People party outside of the prison full of camera crews and a nation celebrates justice. Onlookers cheer as Bundy’s body is wheeled into and driven away by a hearse.
This gruesome documentary was haunting from the beginning, starting with a montage of audio and visual clips and photos of Ted. We’re bombarded with footage of Ted’s family/friends stories, Ted’s antics in and out of the courtroom, and details about all the crimes he was accused of committing. There are also voiceovers from various commentators who were close to Bundy and their thoughts of him and his crimes. It also includes news segments about his brutal assaults, rapes, and murders, appearing with images of the prison, victims, evidence, and Bundy himself.
I appreciate how this documentary helps explain to younger people what the time period was like, it created an understanding of how scary it was without today's investigative advancements. A lot of the advancements actually came about because of Bundy, and that was a really cool part of this too, to see just how it transformed the FBI and police work. Realizations such as the fact that the term “serial killer” not a household name like it is now, much less know so many details about a person who murders more than once. I think it’s definitely worth a watch to see actual clips of the events that happened, and it brings it a lot closer to home when you see the grief of the victim’s families. It’s also interesting alone to see the warped psychology of the human brain in an individual like Ted Bundy.

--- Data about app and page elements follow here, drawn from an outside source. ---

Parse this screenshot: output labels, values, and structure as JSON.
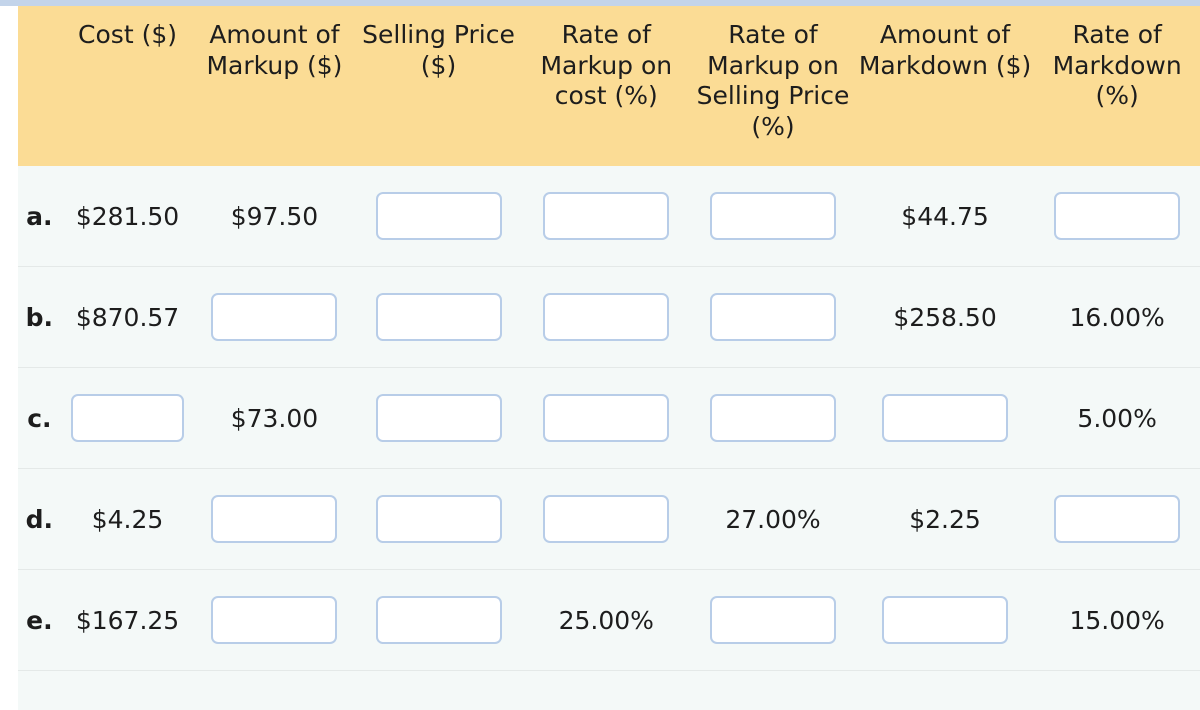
{
  "theme": {
    "header_background": "#fbdc95",
    "body_background": "#f4f9f8",
    "top_rule_color": "#c3d4ea",
    "input_border_color": "#b8cde8",
    "row_divider_color": "#e4e9e8",
    "text_color": "#1d1d1d"
  },
  "table": {
    "headers": [
      {
        "id": "label",
        "label": ""
      },
      {
        "id": "cost",
        "label": "Cost ($)"
      },
      {
        "id": "markup_amount",
        "label": "Amount of Markup ($)"
      },
      {
        "id": "selling_price",
        "label": "Selling Price ($)"
      },
      {
        "id": "rate_markup_cost",
        "label": "Rate of Markup on cost (%)"
      },
      {
        "id": "rate_markup_selling",
        "label": "Rate of Markup on Selling Price (%)"
      },
      {
        "id": "markdown_amount",
        "label": "Amount of Markdown ($)"
      },
      {
        "id": "rate_markdown",
        "label": "Rate of Markdown (%)"
      }
    ],
    "rows": [
      {
        "label": "a.",
        "cells": [
          {
            "column": "cost",
            "type": "value",
            "text": "$281.50"
          },
          {
            "column": "markup_amount",
            "type": "value",
            "text": "$97.50"
          },
          {
            "column": "selling_price",
            "type": "input",
            "value": "",
            "placeholder": ""
          },
          {
            "column": "rate_markup_cost",
            "type": "input",
            "value": "",
            "placeholder": ""
          },
          {
            "column": "rate_markup_selling",
            "type": "input",
            "value": "",
            "placeholder": ""
          },
          {
            "column": "markdown_amount",
            "type": "value",
            "text": "$44.75"
          },
          {
            "column": "rate_markdown",
            "type": "input",
            "value": "",
            "placeholder": ""
          }
        ]
      },
      {
        "label": "b.",
        "cells": [
          {
            "column": "cost",
            "type": "value",
            "text": "$870.57"
          },
          {
            "column": "markup_amount",
            "type": "input",
            "value": "",
            "placeholder": ""
          },
          {
            "column": "selling_price",
            "type": "input",
            "value": "",
            "placeholder": ""
          },
          {
            "column": "rate_markup_cost",
            "type": "input",
            "value": "",
            "placeholder": ""
          },
          {
            "column": "rate_markup_selling",
            "type": "input",
            "value": "",
            "placeholder": ""
          },
          {
            "column": "markdown_amount",
            "type": "value",
            "text": "$258.50"
          },
          {
            "column": "rate_markdown",
            "type": "value",
            "text": "16.00%"
          }
        ]
      },
      {
        "label": "c.",
        "cells": [
          {
            "column": "cost",
            "type": "input",
            "value": "",
            "placeholder": ""
          },
          {
            "column": "markup_amount",
            "type": "value",
            "text": "$73.00"
          },
          {
            "column": "selling_price",
            "type": "input",
            "value": "",
            "placeholder": ""
          },
          {
            "column": "rate_markup_cost",
            "type": "input",
            "value": "",
            "placeholder": ""
          },
          {
            "column": "rate_markup_selling",
            "type": "input",
            "value": "",
            "placeholder": ""
          },
          {
            "column": "markdown_amount",
            "type": "input",
            "value": "",
            "placeholder": ""
          },
          {
            "column": "rate_markdown",
            "type": "value",
            "text": "5.00%"
          }
        ]
      },
      {
        "label": "d.",
        "cells": [
          {
            "column": "cost",
            "type": "value",
            "text": "$4.25"
          },
          {
            "column": "markup_amount",
            "type": "input",
            "value": "",
            "placeholder": ""
          },
          {
            "column": "selling_price",
            "type": "input",
            "value": "",
            "placeholder": ""
          },
          {
            "column": "rate_markup_cost",
            "type": "input",
            "value": "",
            "placeholder": ""
          },
          {
            "column": "rate_markup_selling",
            "type": "value",
            "text": "27.00%"
          },
          {
            "column": "markdown_amount",
            "type": "value",
            "text": "$2.25"
          },
          {
            "column": "rate_markdown",
            "type": "input",
            "value": "",
            "placeholder": ""
          }
        ]
      },
      {
        "label": "e.",
        "cells": [
          {
            "column": "cost",
            "type": "value",
            "text": "$167.25"
          },
          {
            "column": "markup_amount",
            "type": "input",
            "value": "",
            "placeholder": ""
          },
          {
            "column": "selling_price",
            "type": "input",
            "value": "",
            "placeholder": ""
          },
          {
            "column": "rate_markup_cost",
            "type": "value",
            "text": "25.00%"
          },
          {
            "column": "rate_markup_selling",
            "type": "input",
            "value": "",
            "placeholder": ""
          },
          {
            "column": "markdown_amount",
            "type": "input",
            "value": "",
            "placeholder": ""
          },
          {
            "column": "rate_markdown",
            "type": "value",
            "text": "15.00%"
          }
        ]
      }
    ]
  }
}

"Conversations with a Killer: The Ted Bundy Tapes" is now available to stream on Netflix.